When their attempt to rob a casino owned by the feared gangster Pope goes awry and a shootout ensues, Vaughn and Cox are forced to flee on foot and hijack city Bus 657 and take the passengers hostage.
Jeffrey Dean Morgan : Vaughn
Robert De Niro : The Pope
Dave Bautista : Cox
I’m here to ask a favor, a big one.
$300,000 big, at least.
“The Trust” was about a robbery in “Ocean’s Eleven” style by a “Dumb and Dumber” looking duo. In this film, it’s “Ocean’s Eleven” mixed with portions of “Speed“. But this time without an adorable Sandra Bullock at the steering wheel. Robert De Niro doesn’t need to prove that he’s a class actor. That’s beyond dispute. But if you look at the list of films he played in the last few years, I can only conclude that he just did a favor for a bunch of friends. Sometimes his contribution is terribly limited (as in “The bag man” and “American Hustle“). Mentioning his name is obviously part of a purely commercial strategy so the movie will get some extra attention. And there are a few films of such a pitiful level, that you start to believe that De Niro is hopelessly addicted to acting and he can’t refuse to cooperate each time a script is shoved under his nose.
Nothing startling or innovative.
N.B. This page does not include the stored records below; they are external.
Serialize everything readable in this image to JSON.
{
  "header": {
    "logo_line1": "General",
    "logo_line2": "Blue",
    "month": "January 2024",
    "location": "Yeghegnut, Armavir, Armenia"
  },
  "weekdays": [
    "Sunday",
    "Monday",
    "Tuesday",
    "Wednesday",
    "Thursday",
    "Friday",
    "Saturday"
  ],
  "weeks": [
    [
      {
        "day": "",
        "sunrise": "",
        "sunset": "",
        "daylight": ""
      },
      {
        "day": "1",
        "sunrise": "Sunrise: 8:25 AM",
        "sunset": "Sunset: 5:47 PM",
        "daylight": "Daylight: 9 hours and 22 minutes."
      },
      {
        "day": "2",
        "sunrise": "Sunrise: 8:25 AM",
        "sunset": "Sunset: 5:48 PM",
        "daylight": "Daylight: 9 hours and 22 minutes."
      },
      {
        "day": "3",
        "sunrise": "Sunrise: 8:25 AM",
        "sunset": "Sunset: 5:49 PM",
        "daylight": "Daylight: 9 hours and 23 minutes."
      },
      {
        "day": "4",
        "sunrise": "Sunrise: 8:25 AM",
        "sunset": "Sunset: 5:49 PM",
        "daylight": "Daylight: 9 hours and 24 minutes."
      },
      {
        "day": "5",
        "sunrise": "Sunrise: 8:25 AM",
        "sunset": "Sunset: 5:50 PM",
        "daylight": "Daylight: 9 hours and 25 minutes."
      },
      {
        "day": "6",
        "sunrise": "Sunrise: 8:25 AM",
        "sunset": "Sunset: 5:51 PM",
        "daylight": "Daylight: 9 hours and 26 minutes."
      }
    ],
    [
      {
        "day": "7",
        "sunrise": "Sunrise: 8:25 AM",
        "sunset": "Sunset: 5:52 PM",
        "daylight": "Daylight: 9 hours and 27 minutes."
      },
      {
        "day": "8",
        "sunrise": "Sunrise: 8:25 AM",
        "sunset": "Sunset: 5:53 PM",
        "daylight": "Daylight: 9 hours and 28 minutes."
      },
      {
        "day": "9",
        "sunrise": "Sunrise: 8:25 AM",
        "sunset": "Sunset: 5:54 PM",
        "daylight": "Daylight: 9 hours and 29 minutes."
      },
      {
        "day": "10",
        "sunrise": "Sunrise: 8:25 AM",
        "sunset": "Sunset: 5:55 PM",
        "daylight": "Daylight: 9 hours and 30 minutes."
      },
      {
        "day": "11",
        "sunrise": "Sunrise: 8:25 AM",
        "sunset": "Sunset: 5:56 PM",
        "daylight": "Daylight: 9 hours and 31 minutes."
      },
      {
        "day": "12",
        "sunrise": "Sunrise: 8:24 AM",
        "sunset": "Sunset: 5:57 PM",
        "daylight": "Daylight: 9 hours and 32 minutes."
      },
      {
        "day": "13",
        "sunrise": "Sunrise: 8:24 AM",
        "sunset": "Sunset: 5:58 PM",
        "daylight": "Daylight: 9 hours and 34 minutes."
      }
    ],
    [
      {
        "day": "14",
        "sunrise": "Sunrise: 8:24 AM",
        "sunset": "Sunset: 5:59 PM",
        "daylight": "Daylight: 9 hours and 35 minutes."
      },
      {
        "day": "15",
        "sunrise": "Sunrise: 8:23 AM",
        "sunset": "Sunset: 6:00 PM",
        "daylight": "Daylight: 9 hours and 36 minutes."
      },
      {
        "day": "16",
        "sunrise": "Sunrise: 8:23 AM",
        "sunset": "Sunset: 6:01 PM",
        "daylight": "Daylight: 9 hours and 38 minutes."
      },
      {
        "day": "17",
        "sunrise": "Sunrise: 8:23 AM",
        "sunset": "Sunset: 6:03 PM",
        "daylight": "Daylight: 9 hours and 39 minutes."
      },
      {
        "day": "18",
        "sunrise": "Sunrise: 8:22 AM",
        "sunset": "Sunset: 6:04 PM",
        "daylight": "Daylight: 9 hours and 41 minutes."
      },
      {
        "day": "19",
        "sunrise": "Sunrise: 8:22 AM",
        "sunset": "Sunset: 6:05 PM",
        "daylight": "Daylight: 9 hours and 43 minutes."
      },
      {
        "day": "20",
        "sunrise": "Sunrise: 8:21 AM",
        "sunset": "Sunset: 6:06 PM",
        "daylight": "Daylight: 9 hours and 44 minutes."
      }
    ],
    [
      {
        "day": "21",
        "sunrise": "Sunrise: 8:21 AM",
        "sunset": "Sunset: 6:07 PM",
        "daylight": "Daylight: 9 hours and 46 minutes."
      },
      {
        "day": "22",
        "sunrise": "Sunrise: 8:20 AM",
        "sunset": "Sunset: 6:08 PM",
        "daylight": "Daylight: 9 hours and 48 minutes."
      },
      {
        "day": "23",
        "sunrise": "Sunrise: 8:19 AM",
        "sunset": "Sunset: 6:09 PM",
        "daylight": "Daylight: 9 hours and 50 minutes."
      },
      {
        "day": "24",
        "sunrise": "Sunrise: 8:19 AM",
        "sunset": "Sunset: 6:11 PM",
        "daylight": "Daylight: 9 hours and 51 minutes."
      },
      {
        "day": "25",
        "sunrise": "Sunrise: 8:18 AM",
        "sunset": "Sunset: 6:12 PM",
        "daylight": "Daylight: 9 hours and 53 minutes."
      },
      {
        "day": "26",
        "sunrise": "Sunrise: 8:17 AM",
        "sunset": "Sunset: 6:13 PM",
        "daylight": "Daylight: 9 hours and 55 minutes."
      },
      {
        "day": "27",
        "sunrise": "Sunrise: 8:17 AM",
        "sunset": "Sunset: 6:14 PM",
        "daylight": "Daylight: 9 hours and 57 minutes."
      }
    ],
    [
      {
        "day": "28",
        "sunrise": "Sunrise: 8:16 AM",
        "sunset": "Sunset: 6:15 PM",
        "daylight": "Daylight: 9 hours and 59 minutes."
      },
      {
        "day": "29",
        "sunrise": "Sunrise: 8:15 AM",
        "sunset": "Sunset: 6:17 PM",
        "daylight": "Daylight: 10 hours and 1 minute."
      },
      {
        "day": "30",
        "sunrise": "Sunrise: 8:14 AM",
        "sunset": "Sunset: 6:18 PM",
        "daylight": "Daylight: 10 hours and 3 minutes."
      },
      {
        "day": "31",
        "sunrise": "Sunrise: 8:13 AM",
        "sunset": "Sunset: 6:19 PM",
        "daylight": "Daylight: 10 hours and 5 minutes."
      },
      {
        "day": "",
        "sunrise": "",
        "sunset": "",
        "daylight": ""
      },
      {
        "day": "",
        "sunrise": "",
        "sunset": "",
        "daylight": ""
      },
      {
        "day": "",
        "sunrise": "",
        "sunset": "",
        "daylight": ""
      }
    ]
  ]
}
Mind you, this isn’t the movie made in 2001 with Gene Hackman and Danny DeVito playing in it. I myself have never seen this version. But I am convinced that it can easily surpass this uninspired creation. Perhaps the chosen title is already a sign on the wall. Is there an even more meaningless and unoriginal title as “Heist“? Maybe it was intended to choose this title just to match it with the overall concept. Ultimately, there’s nothing startling or innovative about this movie. It’s a line up of clichéd events. Believe me. After one night, most details of the movie will be erased from your memory.
“Smokey and the Bandit” without humor.
Luke Vaughn (Jeffrey Dean), an ex-soldier and blackjack dealer at a casino of The Pope (Robert De Niro), an unscrupulous mafia boss, is facing a huge problem. The procedure for his terminally ill daughter costs a fortune. His plea directed at The Pope is being rejected. The only choice he has (apparently) is to rob the vault of this thriving casino with the cooperation of the disgruntled bouncer Cox (Dave Bautista). That the robbery wouldn’t go smoothly was predictable. And during their escape, they hijack a bus. What follows is a chase by a squadron of policemen and also the furious entourage of the Pope. It looked like “Smokey and the Bandit“, but less humorous.
De Niro can’t even save this one.
The keywords that first occurred to me were unoriginal, an obvious development and laziness. I was experiencing a whole range of dejavus. And De Niro is a class actor who can make a memorable impression with ease, but his talent alone isn’t enough to hide the fact that this was a not so exciting and rather boring movie. And Gina Carano isn’t exactly the person who’ll lift this movie to a higher level either. Not to mention the pretty senseless ending. It’s because I’m a huge fan of De Niro that I didn’t pull the emergency brake much earlier.